(Work instructions) In the entries below, find each line with the word "image" and return it.
==*==
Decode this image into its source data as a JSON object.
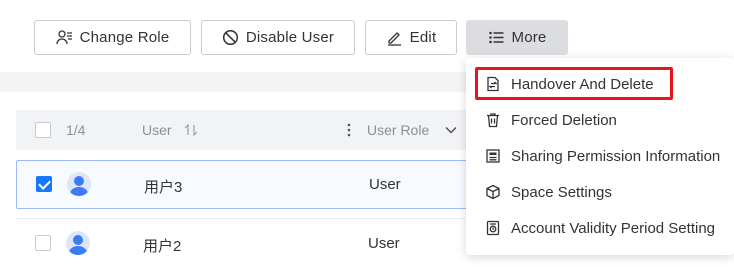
{
  "toolbar": {
    "change_role": "Change Role",
    "disable_user": "Disable User",
    "edit": "Edit",
    "more": "More"
  },
  "table": {
    "selection_count": "1/4",
    "columns": {
      "user": "User",
      "user_role": "User Role"
    },
    "rows": [
      {
        "name": "用户3",
        "role": "User",
        "checked": true
      },
      {
        "name": "用户2",
        "role": "User",
        "checked": false
      }
    ]
  },
  "more_menu": {
    "items": [
      {
        "label": "Handover And Delete",
        "icon": "transfer-file-icon",
        "highlighted": true
      },
      {
        "label": "Forced Deletion",
        "icon": "trash-icon"
      },
      {
        "label": "Sharing Permission Information",
        "icon": "document-list-icon"
      },
      {
        "label": "Space Settings",
        "icon": "cube-icon"
      },
      {
        "label": "Account Validity Period Setting",
        "icon": "clock-card-icon"
      }
    ]
  },
  "colors": {
    "accent": "#1677ff",
    "highlight_border": "#e8151c",
    "header_bg": "#f2f3f5"
  }
}
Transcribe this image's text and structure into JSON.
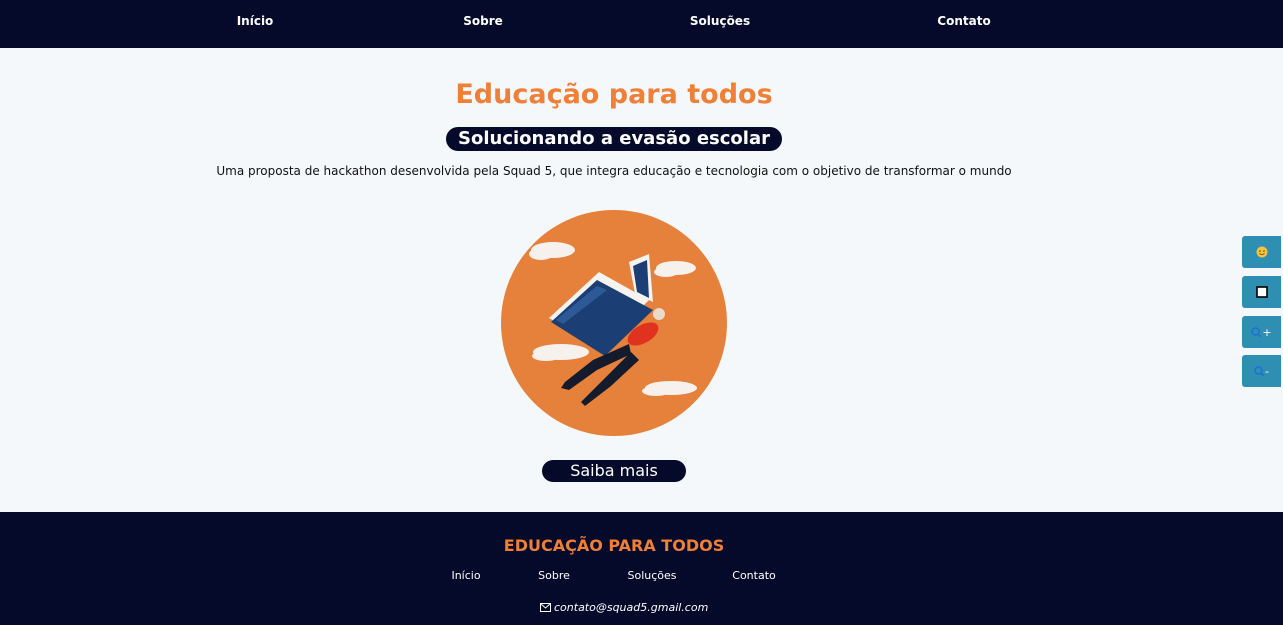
{
  "nav": {
    "items": [
      {
        "label": "Início"
      },
      {
        "label": "Sobre"
      },
      {
        "label": "Soluções"
      },
      {
        "label": "Contato"
      }
    ]
  },
  "hero": {
    "title": "Educação para todos",
    "subtitle": "Solucionando a evasão escolar",
    "description": "Uma proposta de hackathon desenvolvida pela Squad 5, que integra educação e tecnologia com o objetivo de transformar o mundo",
    "cta_label": "Saiba mais"
  },
  "accessibility": {
    "buttons": [
      {
        "icon": "emoji-icon"
      },
      {
        "icon": "contrast-square-icon"
      },
      {
        "icon": "zoom-in-icon",
        "label": "+"
      },
      {
        "icon": "zoom-out-icon",
        "label": "-"
      }
    ]
  },
  "footer": {
    "brand": "EDUCAÇÃO PARA TODOS",
    "links": [
      {
        "label": "Início"
      },
      {
        "label": "Sobre"
      },
      {
        "label": "Soluções"
      },
      {
        "label": "Contato"
      }
    ],
    "email": "contato@squad5.gmail.com"
  },
  "colors": {
    "navy": "#050a2a",
    "accent_orange": "#f07f37",
    "illustration_orange": "#e5813a",
    "accessibility_blue": "#2f8fb2",
    "background": "#f5f8fb"
  }
}
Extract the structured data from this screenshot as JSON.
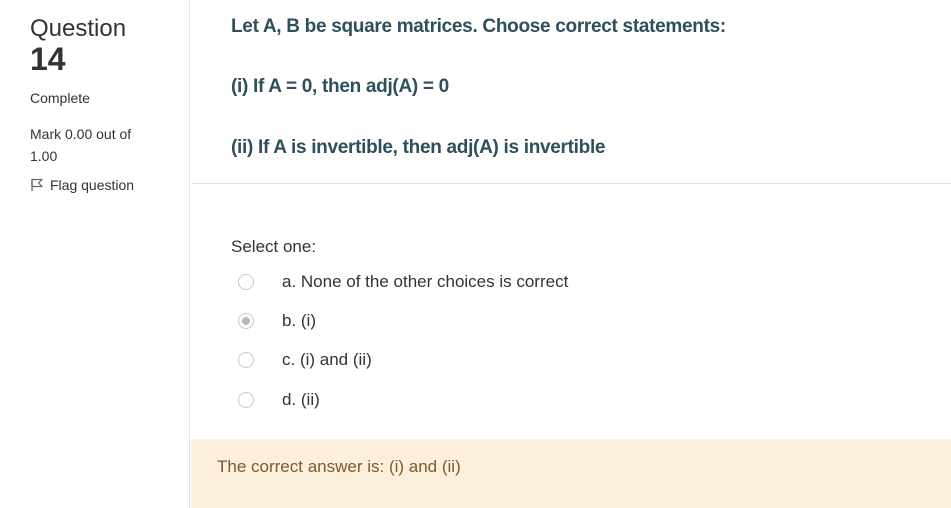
{
  "info": {
    "question_word": "Question",
    "question_number": "14",
    "state": "Complete",
    "grade": "Mark 0.00 out of 1.00",
    "flag_label": "Flag question"
  },
  "question": {
    "lines": [
      "Let A, B be square matrices. Choose correct statements:",
      "(i) If A = 0, then adj(A) = 0",
      "(ii) If A is invertible, then adj(A) is invertible"
    ]
  },
  "answer": {
    "prompt": "Select one:",
    "options": [
      {
        "label": "a. None of the other choices is correct",
        "checked": false
      },
      {
        "label": "b. (i)",
        "checked": true
      },
      {
        "label": "c. (i) and (ii)",
        "checked": false
      },
      {
        "label": "d. (ii)",
        "checked": false
      }
    ]
  },
  "feedback": {
    "text": "The correct answer is: (i) and (ii)"
  },
  "colors": {
    "question_text": "#2e4f5b",
    "feedback_bg": "#fcefdc",
    "feedback_text": "#7d5a29"
  },
  "icons": {
    "flag": "flag-icon"
  }
}
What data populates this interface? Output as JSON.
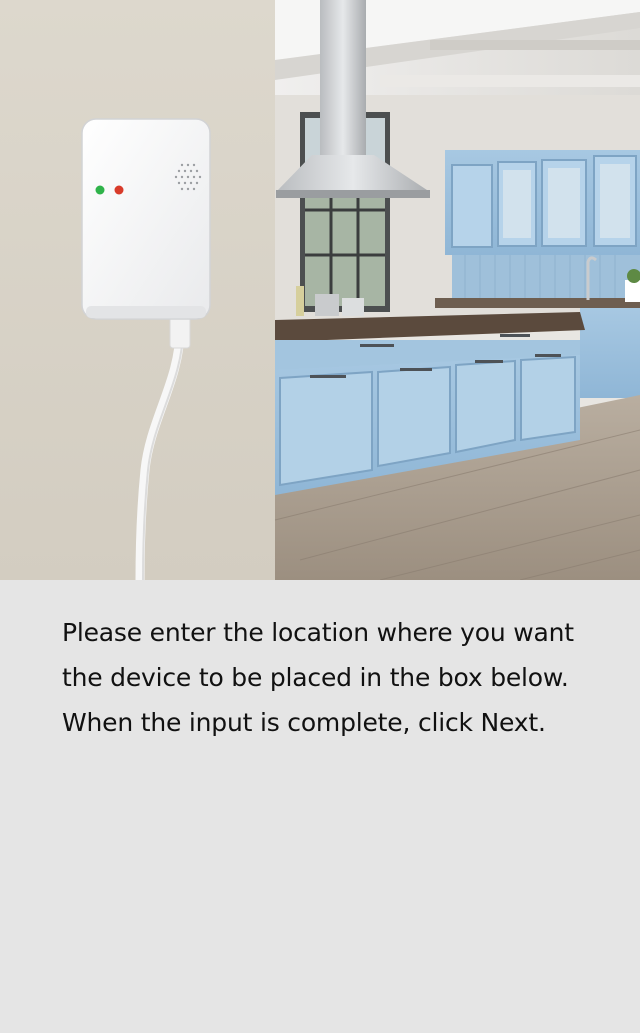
{
  "hero": {
    "left_wall_color": "#d9d4c9",
    "cabinet_color": "#9cc0dc",
    "device_led_green": "#2fb34a",
    "device_led_red": "#d83b2a"
  },
  "instructions": {
    "text": "Please enter the location where you want the device to be placed in the box below. When the input is complete, click Next."
  }
}
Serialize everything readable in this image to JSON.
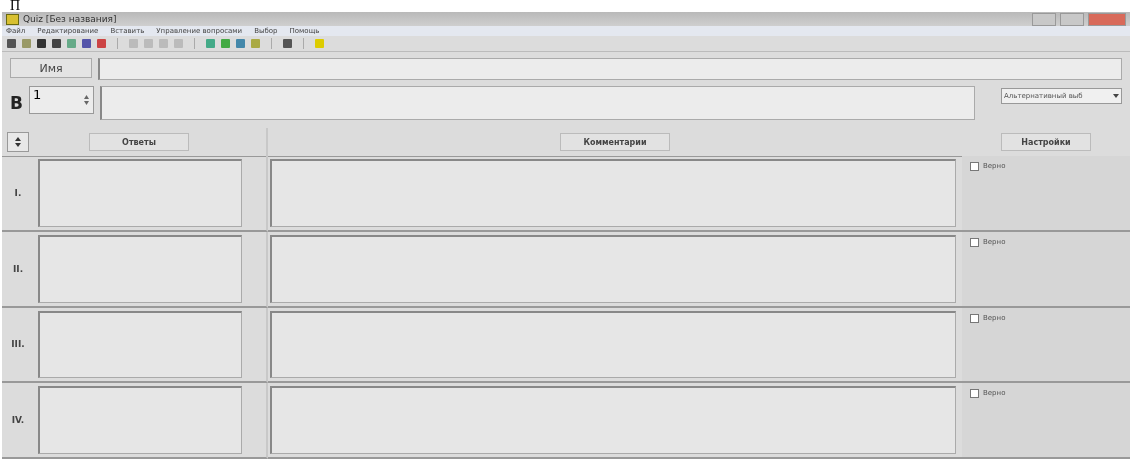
{
  "page_text": "П",
  "window": {
    "title": "Quiz [Без названия]"
  },
  "menu": [
    "Файл",
    "Редактирование",
    "Вставить",
    "Управление вопросами",
    "Выбор",
    "Помощь"
  ],
  "name_row": {
    "label": "Имя"
  },
  "question_row": {
    "label": "B",
    "number": "1",
    "type": "Альтернативный выб"
  },
  "headers": {
    "answers": "Ответы",
    "comments": "Комментарии",
    "settings": "Настройки"
  },
  "rows": [
    {
      "label": "I.",
      "checkbox_label": "Верно",
      "checked": false
    },
    {
      "label": "II.",
      "checkbox_label": "Верно",
      "checked": false
    },
    {
      "label": "III.",
      "checkbox_label": "Верно",
      "checked": false
    },
    {
      "label": "IV.",
      "checkbox_label": "Верно",
      "checked": false
    }
  ]
}
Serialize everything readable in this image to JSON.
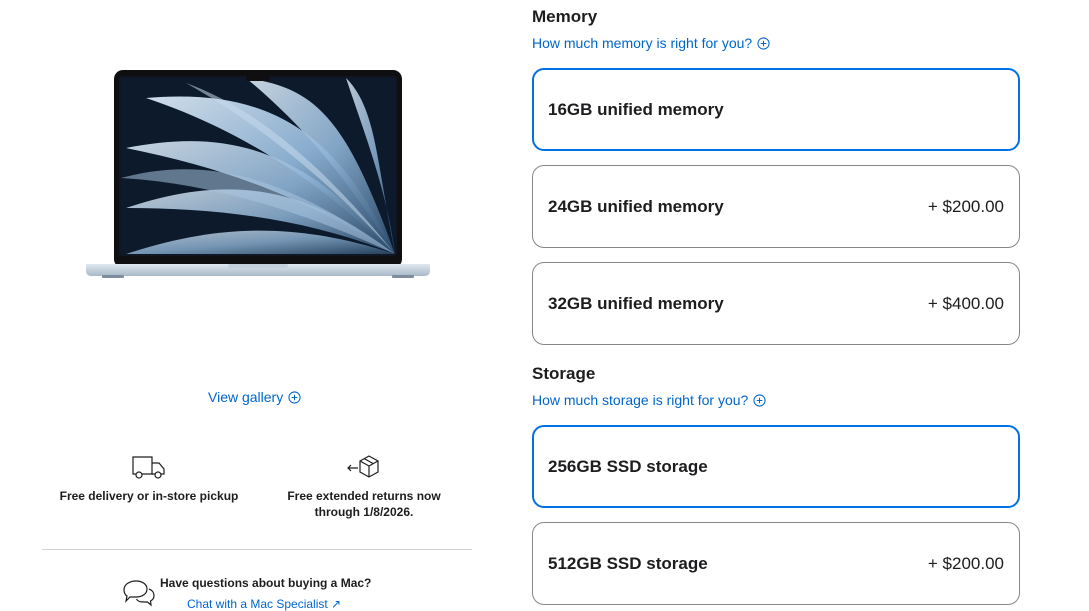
{
  "gallery": {
    "view_label": "View gallery"
  },
  "perks": {
    "delivery": "Free delivery or in-store pickup",
    "returns_line1": "Free extended returns now",
    "returns_line2": "through 1/8/2026."
  },
  "help": {
    "question": "Have questions about buying a Mac?",
    "chat_link": "Chat with a Mac Specialist ↗"
  },
  "memory": {
    "title": "Memory",
    "help_link": "How much memory is right for you?",
    "options": [
      {
        "label": "16GB unified memory",
        "price": "",
        "selected": true
      },
      {
        "label": "24GB unified memory",
        "price": "+ $200.00",
        "selected": false
      },
      {
        "label": "32GB unified memory",
        "price": "+ $400.00",
        "selected": false
      }
    ]
  },
  "storage": {
    "title": "Storage",
    "help_link": "How much storage is right for you?",
    "options": [
      {
        "label": "256GB SSD storage",
        "price": "",
        "selected": true
      },
      {
        "label": "512GB SSD storage",
        "price": "+ $200.00",
        "selected": false
      }
    ]
  },
  "colors": {
    "link": "#0066cc",
    "selected_border": "#0071e3",
    "border": "#86868b",
    "text": "#1d1d1f"
  },
  "icons": [
    "laptop-image",
    "plus-circle-icon",
    "delivery-truck-icon",
    "return-box-icon",
    "chat-bubbles-icon"
  ]
}
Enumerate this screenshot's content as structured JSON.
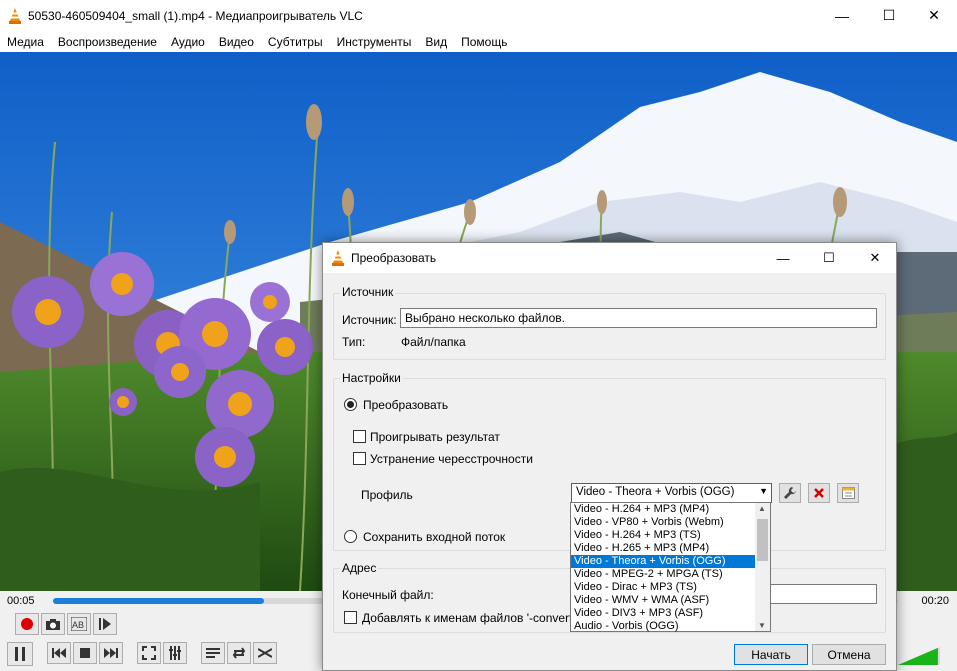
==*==
(Finished task)
Decode this image into its source data as a JSON object.
Transcribe this image's text and structure into JSON.
Serialize everything readable in this image to JSON.
Serialize everything readable in this image to JSON.
    "laptop-image",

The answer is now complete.